When a line of the entries contains "JSON", please list that line.

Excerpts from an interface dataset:
_ _ _
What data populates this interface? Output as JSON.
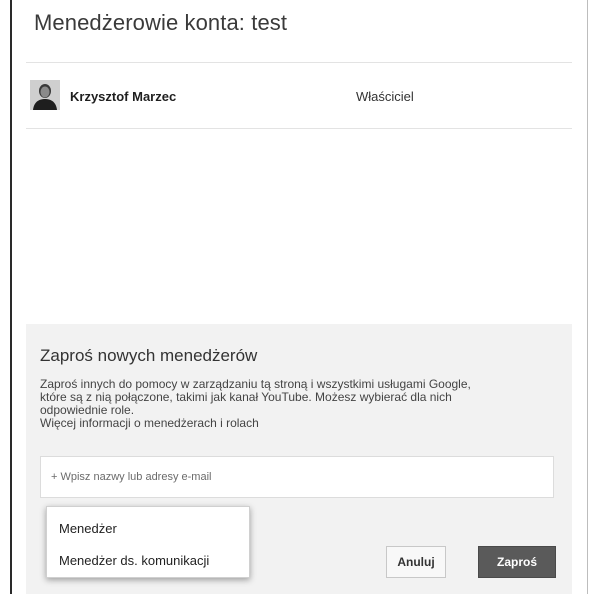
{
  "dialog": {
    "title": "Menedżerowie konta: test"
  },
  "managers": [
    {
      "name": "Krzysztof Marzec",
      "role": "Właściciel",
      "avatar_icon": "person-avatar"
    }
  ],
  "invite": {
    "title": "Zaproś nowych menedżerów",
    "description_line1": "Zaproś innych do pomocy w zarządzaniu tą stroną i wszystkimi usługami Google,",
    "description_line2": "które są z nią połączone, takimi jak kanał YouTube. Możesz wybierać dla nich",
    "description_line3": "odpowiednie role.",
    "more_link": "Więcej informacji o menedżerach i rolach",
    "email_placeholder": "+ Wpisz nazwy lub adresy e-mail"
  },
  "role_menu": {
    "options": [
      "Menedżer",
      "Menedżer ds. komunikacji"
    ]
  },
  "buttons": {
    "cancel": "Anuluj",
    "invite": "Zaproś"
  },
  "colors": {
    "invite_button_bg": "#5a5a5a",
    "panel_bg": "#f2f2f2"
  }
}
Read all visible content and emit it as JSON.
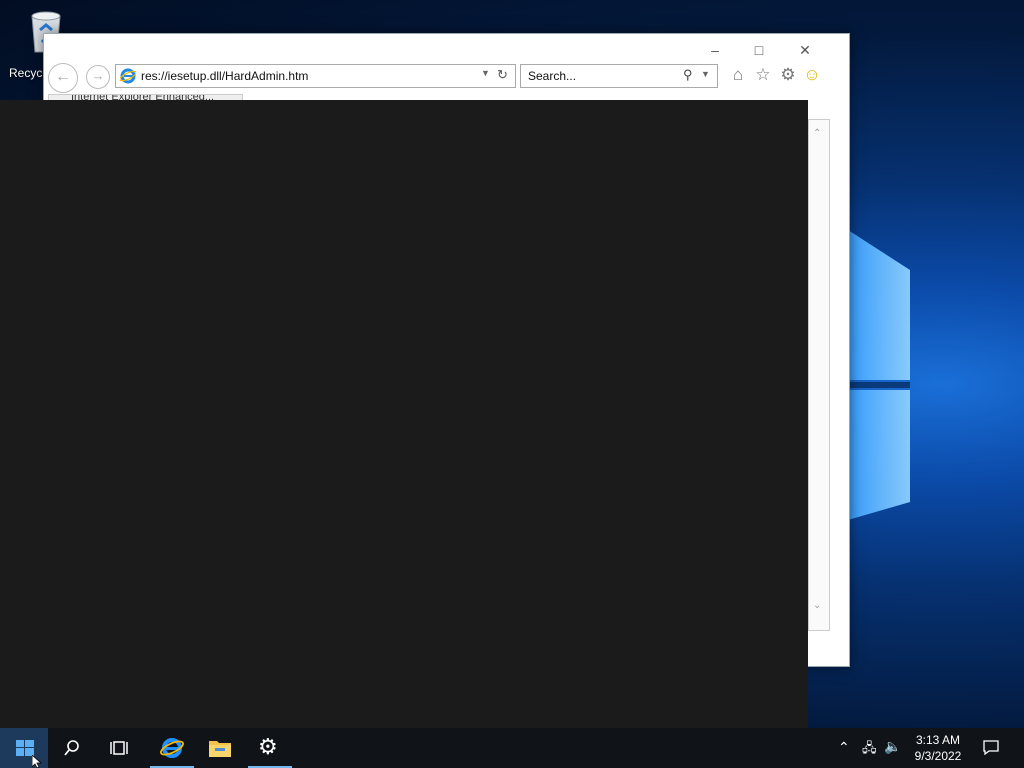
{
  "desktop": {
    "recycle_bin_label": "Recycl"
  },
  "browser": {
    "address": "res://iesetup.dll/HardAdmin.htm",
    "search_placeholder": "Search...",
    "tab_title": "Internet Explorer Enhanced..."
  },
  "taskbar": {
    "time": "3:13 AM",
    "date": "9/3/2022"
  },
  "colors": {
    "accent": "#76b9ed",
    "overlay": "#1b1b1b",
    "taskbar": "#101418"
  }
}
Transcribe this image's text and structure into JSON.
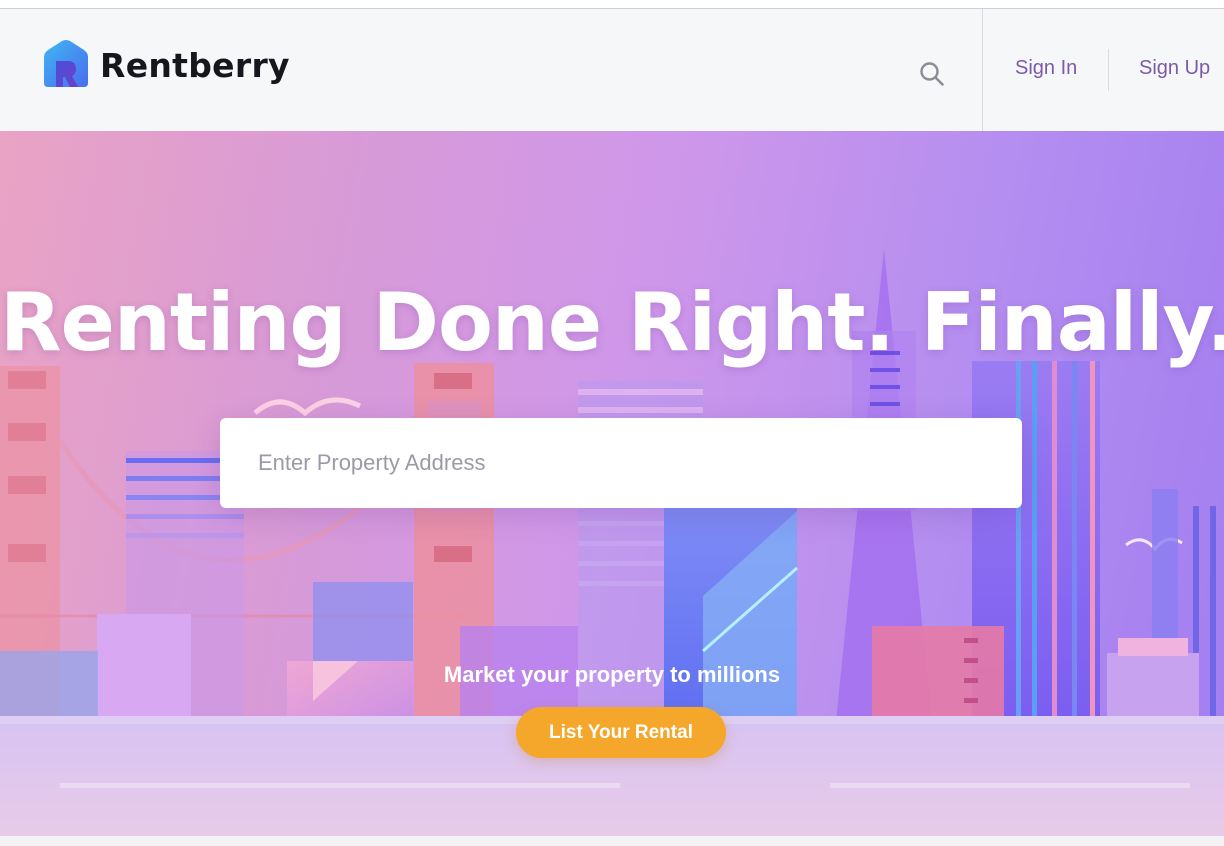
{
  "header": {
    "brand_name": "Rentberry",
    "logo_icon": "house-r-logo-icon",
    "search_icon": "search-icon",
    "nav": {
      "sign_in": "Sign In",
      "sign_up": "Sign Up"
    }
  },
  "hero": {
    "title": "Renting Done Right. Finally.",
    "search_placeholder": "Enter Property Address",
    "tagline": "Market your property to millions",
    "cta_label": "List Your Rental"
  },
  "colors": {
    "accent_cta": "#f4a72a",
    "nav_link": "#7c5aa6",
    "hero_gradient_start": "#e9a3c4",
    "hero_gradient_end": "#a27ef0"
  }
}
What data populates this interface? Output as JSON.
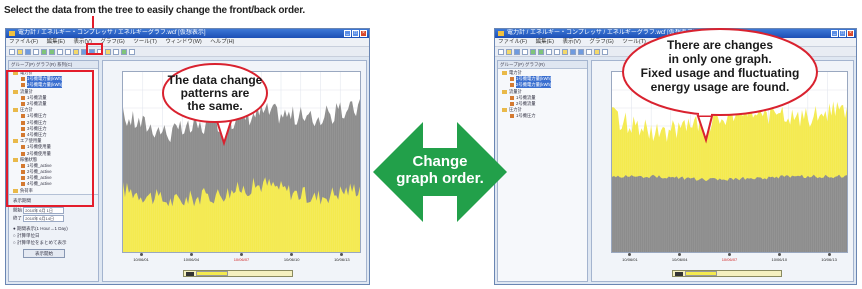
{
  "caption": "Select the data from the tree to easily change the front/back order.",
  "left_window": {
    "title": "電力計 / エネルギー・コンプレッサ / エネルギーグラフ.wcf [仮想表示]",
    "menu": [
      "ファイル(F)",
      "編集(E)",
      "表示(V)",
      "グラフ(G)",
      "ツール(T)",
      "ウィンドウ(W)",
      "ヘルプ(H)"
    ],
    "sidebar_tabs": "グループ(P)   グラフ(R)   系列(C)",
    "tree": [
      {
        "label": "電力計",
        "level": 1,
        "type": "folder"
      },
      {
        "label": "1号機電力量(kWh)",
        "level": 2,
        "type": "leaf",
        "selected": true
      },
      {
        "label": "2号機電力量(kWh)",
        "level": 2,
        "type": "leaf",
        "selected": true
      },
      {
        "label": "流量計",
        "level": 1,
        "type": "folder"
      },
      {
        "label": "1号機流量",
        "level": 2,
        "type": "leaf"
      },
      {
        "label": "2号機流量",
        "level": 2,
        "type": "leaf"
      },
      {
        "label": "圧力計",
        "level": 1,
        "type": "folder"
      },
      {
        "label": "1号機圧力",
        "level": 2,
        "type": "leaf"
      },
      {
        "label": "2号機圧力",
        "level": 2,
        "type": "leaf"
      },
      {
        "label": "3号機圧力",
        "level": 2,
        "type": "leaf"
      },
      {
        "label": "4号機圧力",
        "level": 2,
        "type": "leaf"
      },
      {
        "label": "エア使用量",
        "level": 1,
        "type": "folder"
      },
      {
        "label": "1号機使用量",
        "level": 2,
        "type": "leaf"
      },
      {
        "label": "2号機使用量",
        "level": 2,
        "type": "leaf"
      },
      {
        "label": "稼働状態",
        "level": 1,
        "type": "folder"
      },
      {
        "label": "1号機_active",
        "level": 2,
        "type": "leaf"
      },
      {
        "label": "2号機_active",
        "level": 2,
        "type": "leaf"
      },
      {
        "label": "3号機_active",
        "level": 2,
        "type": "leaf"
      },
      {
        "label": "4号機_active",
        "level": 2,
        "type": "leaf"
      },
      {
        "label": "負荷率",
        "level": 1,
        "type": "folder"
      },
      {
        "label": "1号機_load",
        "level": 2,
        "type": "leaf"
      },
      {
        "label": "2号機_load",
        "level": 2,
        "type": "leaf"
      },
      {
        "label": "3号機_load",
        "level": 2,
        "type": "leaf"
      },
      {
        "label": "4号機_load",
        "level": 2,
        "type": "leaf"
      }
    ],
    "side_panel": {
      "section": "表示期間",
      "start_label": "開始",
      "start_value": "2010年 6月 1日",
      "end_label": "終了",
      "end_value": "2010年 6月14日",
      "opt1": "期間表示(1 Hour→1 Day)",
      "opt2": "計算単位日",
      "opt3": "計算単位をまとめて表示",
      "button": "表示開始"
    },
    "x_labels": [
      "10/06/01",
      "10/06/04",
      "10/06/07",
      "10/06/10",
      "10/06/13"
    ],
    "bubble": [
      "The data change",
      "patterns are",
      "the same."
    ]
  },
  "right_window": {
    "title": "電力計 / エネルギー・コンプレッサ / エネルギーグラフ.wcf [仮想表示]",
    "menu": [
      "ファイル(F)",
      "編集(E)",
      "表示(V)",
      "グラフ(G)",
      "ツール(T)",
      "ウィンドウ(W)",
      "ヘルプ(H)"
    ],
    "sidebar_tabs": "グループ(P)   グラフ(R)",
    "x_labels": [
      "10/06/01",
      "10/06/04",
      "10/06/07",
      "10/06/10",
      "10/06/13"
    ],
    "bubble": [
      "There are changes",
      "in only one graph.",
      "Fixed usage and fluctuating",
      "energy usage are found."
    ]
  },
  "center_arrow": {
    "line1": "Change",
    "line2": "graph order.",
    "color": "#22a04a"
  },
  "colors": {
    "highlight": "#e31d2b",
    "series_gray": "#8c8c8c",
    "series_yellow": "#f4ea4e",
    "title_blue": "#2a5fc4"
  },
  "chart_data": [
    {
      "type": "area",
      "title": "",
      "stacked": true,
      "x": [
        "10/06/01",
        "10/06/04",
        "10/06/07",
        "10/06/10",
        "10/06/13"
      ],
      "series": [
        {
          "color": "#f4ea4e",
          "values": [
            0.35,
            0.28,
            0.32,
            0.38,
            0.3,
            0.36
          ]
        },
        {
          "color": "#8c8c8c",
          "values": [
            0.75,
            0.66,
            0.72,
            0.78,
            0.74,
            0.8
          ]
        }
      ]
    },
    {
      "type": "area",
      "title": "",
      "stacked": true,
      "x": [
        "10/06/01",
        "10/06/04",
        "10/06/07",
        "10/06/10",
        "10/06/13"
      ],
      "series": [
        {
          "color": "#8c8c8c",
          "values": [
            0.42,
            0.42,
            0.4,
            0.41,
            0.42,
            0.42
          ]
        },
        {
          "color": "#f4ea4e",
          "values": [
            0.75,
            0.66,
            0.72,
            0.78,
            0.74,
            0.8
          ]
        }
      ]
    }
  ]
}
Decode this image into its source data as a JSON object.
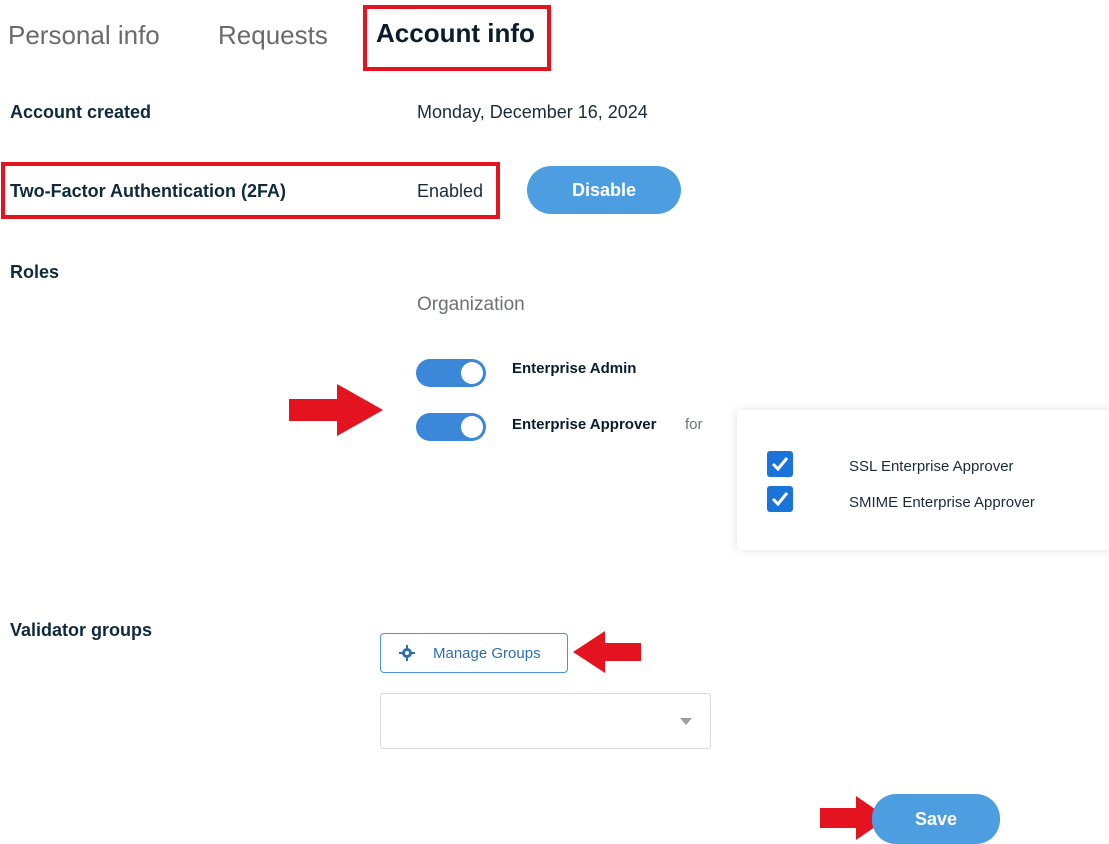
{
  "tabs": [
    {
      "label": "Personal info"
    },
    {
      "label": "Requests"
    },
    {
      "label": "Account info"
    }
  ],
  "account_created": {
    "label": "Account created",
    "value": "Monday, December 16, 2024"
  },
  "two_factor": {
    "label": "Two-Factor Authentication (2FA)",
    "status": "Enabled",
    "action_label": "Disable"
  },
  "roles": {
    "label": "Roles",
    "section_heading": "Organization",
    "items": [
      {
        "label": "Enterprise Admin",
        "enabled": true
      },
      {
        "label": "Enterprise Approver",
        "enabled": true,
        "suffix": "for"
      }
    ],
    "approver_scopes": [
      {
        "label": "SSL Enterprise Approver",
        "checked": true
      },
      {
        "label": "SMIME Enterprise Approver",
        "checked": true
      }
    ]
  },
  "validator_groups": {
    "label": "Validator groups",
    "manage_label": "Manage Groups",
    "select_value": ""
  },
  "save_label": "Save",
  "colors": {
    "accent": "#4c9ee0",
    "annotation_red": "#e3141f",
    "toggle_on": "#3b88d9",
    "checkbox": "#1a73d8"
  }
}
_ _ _
**Output of the exercise**
What data populates this interface? Output as JSON.
Read all visible content and emit it as JSON.
Transcribe this image's text and structure into JSON.
What data populates this interface? Output as JSON.
Decode this image into its source data as a JSON object.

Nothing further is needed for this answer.